Provided entries:
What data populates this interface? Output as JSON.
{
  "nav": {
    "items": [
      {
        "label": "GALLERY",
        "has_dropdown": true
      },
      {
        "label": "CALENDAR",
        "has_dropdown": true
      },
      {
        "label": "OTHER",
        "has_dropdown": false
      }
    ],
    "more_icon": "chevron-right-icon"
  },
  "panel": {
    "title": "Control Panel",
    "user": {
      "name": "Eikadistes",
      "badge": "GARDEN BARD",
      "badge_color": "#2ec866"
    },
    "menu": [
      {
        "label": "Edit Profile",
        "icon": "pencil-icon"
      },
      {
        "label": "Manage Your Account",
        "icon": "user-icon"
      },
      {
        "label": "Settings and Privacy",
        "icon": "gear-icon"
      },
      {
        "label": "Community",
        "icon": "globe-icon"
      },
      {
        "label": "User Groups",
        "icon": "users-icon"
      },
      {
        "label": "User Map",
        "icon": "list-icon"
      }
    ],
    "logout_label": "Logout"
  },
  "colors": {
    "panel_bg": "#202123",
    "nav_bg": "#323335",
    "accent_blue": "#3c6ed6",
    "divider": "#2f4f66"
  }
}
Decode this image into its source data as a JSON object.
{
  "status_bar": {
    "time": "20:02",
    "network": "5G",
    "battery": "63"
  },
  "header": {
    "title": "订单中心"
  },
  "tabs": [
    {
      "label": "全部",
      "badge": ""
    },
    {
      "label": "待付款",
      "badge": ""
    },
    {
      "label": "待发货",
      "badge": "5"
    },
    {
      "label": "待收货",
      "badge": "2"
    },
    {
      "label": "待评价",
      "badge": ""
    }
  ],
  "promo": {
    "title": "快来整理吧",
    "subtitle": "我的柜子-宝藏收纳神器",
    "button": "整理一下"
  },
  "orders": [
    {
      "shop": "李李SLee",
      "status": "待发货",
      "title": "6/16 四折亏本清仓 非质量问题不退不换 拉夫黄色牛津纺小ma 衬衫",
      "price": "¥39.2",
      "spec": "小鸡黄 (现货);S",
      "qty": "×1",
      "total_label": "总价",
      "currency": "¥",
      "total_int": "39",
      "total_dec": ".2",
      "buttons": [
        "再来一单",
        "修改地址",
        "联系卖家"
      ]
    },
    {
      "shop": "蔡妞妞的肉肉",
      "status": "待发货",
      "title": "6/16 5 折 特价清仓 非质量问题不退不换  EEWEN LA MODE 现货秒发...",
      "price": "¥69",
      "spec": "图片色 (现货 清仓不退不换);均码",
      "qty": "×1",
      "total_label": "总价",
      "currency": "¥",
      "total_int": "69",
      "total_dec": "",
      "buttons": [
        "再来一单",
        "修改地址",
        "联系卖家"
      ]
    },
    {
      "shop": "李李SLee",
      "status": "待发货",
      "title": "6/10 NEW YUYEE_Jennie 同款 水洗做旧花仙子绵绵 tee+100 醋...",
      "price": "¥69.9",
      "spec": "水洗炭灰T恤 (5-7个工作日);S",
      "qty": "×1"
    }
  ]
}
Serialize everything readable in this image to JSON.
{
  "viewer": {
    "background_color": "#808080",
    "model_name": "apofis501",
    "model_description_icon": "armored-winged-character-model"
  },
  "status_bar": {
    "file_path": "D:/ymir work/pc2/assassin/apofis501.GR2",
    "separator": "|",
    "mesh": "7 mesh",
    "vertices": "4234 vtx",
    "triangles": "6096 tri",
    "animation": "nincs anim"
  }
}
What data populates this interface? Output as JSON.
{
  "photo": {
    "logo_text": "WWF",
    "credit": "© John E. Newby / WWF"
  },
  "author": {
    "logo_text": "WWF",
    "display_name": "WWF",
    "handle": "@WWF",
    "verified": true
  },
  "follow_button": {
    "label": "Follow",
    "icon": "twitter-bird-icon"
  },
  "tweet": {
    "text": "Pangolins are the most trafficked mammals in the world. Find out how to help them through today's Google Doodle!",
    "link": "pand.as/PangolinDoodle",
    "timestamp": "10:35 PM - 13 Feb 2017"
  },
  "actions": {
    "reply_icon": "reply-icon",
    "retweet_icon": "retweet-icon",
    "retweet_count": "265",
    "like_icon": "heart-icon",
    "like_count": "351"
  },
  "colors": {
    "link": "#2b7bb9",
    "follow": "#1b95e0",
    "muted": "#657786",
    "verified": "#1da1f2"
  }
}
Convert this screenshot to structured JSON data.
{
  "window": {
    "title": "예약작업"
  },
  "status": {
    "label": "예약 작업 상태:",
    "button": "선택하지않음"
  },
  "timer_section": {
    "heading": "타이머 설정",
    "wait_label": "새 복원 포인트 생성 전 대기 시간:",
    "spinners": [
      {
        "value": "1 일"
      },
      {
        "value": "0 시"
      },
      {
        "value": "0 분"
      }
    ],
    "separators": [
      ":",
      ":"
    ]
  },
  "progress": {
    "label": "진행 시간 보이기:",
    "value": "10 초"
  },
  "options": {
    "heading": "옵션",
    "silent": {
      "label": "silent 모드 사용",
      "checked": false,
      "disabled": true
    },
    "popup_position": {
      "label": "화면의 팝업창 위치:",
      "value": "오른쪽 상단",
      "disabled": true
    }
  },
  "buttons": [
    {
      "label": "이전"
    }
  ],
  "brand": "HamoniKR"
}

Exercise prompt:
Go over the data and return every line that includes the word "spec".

Solution:
      "spec": "小鸡黄 (现货);S",
      "spec": "图片色 (现货 清仓不退不换);均码",
      "spec": "水洗炭灰T恤 (5-7个工作日);S",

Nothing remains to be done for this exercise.